OBI abides by the Findability, Accessibility, Interoperability, and Reusability (FAIR) principles for data-sharing. Before potential viewers can access information, they must file an inquiry and complete an application (with an Institutional Review Board in the U.S. or Research Ethics Board in Canada) to verify they are researchers at reputable institutions requesting data for a project vetted by that jurisdiction. Once this information is verified by an oversight committee, the applicant can create an account and is then granted access.

“We want to make it as easy as possible [to view data] without too many constrictions,” says Mikkelsen. “We want to have a balance in the environment in which we can innovate. This is a global opportunity to move the needle on neurological disorders.”

Mikkelsen notes that OBI researchers, as well as scientists worldwide, are motivated investigators who test hypotheses, share discoveries, innovate in their fields, and ultimately create life-saving breakthrough discoveries. Although all primary data on OBI’s Brain-CODE platform are the product of OBI investigators, whatever new discoveries evolve from them belong to those scientists; OBI researchers do not take credit for subsequent, new findings by others.

“Data are not knowledge; knowledge comes from the analysis of data,” says Mikkelsen. We don’t presume to take a piece of someone else’s discovery. We are interested in a data-sharing community that brings its own derivatives onto the platform and builds from there. It’s sort of a global brain on these problems.”

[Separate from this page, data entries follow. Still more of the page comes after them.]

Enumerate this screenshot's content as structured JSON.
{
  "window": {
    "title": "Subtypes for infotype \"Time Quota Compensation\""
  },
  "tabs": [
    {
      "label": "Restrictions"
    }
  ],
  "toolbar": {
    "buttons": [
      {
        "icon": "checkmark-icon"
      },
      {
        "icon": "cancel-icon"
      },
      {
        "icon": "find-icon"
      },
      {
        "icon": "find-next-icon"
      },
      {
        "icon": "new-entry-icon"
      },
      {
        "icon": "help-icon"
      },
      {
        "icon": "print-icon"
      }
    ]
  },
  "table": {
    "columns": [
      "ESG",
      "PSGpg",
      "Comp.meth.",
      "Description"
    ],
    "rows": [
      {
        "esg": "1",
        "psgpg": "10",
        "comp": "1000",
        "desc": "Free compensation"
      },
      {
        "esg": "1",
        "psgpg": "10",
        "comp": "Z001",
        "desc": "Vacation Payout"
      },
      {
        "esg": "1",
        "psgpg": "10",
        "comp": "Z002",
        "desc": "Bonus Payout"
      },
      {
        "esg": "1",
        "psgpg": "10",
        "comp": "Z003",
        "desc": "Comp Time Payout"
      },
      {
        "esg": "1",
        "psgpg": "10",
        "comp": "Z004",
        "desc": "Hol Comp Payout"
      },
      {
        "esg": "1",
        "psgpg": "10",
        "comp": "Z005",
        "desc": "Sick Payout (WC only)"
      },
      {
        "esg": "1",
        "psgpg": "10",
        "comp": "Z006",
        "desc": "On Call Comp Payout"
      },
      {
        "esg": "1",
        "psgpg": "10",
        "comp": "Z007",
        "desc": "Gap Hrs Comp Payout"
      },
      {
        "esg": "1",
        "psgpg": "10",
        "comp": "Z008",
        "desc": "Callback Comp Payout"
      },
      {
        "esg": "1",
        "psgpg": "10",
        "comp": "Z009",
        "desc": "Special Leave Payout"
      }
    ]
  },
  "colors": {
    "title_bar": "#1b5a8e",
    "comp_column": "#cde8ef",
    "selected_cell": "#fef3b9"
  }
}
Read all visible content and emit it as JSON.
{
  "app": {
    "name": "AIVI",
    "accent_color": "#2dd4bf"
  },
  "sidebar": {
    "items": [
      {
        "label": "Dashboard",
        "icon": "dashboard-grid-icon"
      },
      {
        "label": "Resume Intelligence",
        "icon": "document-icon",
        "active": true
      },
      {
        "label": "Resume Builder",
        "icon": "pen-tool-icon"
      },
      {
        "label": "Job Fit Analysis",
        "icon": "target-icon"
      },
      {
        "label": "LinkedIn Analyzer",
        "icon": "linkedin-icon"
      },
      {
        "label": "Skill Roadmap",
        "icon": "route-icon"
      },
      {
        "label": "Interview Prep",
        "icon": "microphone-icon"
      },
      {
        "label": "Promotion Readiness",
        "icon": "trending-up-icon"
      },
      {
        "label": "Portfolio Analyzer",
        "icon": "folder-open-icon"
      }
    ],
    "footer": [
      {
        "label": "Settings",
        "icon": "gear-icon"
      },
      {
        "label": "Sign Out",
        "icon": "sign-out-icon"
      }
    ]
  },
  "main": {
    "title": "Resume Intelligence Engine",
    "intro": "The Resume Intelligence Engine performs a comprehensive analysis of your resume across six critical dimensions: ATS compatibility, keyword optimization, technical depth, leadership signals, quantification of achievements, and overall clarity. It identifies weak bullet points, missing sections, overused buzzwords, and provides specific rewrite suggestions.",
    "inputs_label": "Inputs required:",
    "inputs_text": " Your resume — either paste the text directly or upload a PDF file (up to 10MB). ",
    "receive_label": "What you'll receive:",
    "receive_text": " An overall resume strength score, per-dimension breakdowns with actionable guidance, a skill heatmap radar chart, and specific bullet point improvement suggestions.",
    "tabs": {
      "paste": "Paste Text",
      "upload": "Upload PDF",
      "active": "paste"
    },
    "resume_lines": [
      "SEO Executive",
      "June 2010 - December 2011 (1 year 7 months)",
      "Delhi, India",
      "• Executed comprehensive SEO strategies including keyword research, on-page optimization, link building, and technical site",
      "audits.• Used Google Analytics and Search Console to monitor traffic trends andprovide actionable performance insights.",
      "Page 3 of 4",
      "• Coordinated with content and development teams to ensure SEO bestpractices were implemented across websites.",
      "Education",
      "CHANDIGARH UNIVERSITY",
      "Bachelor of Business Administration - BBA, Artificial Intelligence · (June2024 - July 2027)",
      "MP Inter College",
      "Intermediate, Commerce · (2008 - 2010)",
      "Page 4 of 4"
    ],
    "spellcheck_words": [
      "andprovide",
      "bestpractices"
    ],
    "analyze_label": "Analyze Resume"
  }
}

Just as scientists dedicate themselves to discovery, Mikkelsen notes it is important to recognize the contribution of the clinical trial participants, who are “the people who invest significant time, energy, and emotional capital to contribute to ground-breaking research.”

These participants have, in a sense, become pioneers, living with autism, dementia, and other neurological diseases during Covid. OBI researchers adapted to their needs while continuing clinical trials by accommodating participation in their homes. For example, in ONDRI’s new Health in Aging, Neurodegenerative Diseases and Dementias in Ontario (HANDDS-ONT) study, coordinators are mailing wearable monitoring devices to participants, who wear and then mail them back. Participants also self-report outcomes on surveys at home and complete telemedicine visits. These study protocol changes may be permanent. “Even before Covid we were moving toward gathering data from participants living in their homes and communities and not just from the clinic,” says Swartz. “This better reflects people’s lives and how they manage their diseases in the real world.”

OBI staff are moving forward, planning what the next generation platform will look like. High performance computing infrastructure will include Artificial Intelligence (AI) and machine learning (ML) to allow continuous algorithms rather than intermittent releases. Because ML is dependent upon large amounts of data, much more is needed. “It’s too soon to say we’ve hit a home run,” says Mikkelsen. To address this need while upholding its commitment to an open science concept, OBI is collaborating with like-minded international scientists conducting research in similar ways.